Task prompt -> Copy every entry exactly as given, minus the images.

______________________________

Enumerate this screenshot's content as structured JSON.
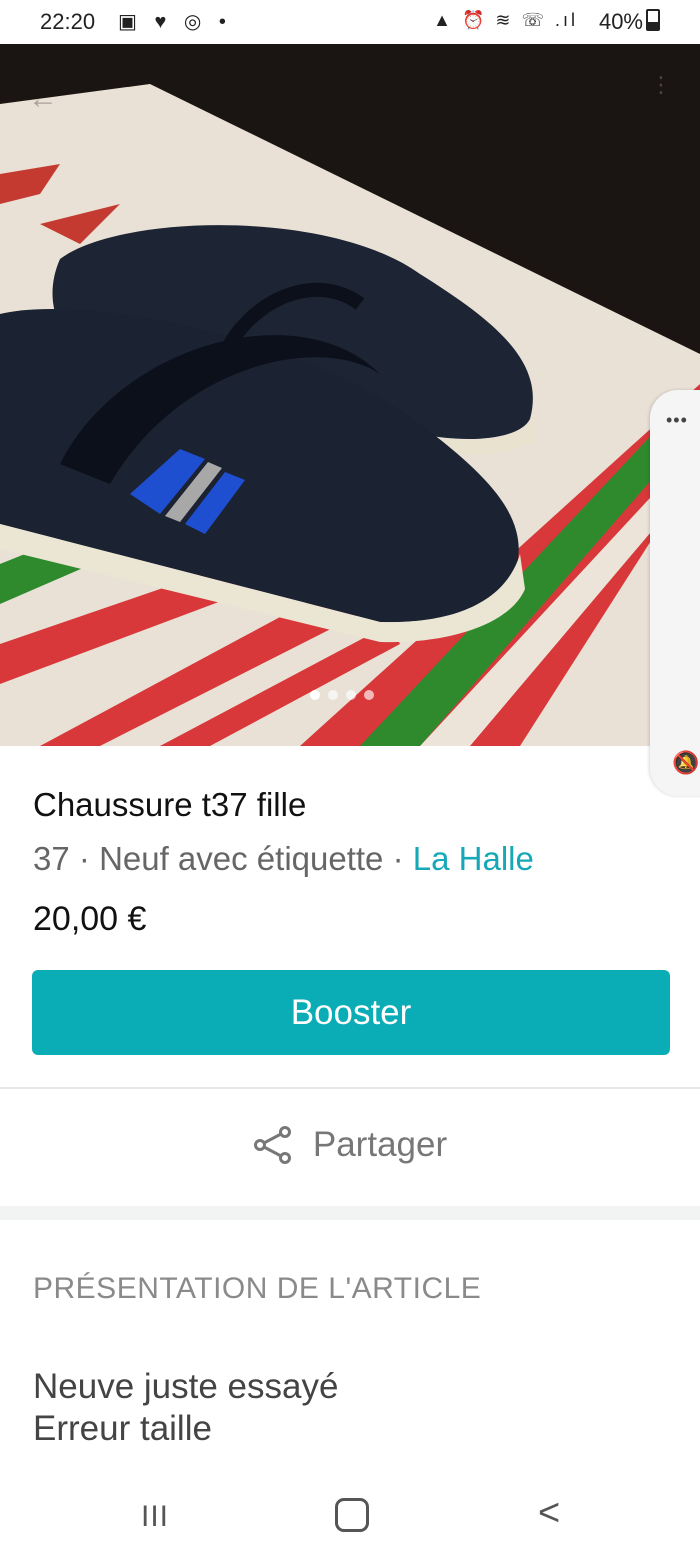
{
  "status_bar": {
    "time": "22:20",
    "left_icons": "▣ ♥ ◎ •",
    "right_icons": "▲ ⏰ ≋ ☏ .ıl",
    "battery": "40%"
  },
  "listing": {
    "photo_count": 4,
    "active_photo_index": 0,
    "title": "Chaussure t37 fille",
    "size": "37",
    "separator": "·",
    "condition": "Neuf avec étiquette",
    "brand": "La Halle",
    "price": "20,00 €"
  },
  "actions": {
    "booster_label": "Booster",
    "share_label": "Partager"
  },
  "description": {
    "section_title": "PRÉSENTATION DE L'ARTICLE",
    "line1": "Neuve juste essayé",
    "line2": "Erreur taille"
  },
  "overlay": {
    "more": "•••",
    "mute": "🔕"
  },
  "nav": {
    "recents": "III",
    "back": "<"
  },
  "colors": {
    "accent": "#0aadb6",
    "brand_link": "#17a8b8"
  }
}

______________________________

Solution ->
Enumerate this screenshot's content as structured JSON.
{
  "status_bar": {
    "time": "22:20",
    "left_icons": "▣ ♥ ◎ •",
    "right_icons": "▲ ⏰ ≋ ☏ .ıl",
    "battery": "40%"
  },
  "listing": {
    "photo_count": 4,
    "active_photo_index": 0,
    "title": "Chaussure t37 fille",
    "size": "37",
    "separator": "·",
    "condition": "Neuf avec étiquette",
    "brand": "La Halle",
    "price": "20,00 €"
  },
  "actions": {
    "booster_label": "Booster",
    "share_label": "Partager"
  },
  "description": {
    "section_title": "PRÉSENTATION DE L'ARTICLE",
    "line1": "Neuve juste essayé",
    "line2": "Erreur taille"
  },
  "overlay": {
    "more": "•••",
    "mute": "🔕"
  },
  "nav": {
    "recents": "III",
    "back": "<"
  },
  "colors": {
    "accent": "#0aadb6",
    "brand_link": "#17a8b8"
  }
}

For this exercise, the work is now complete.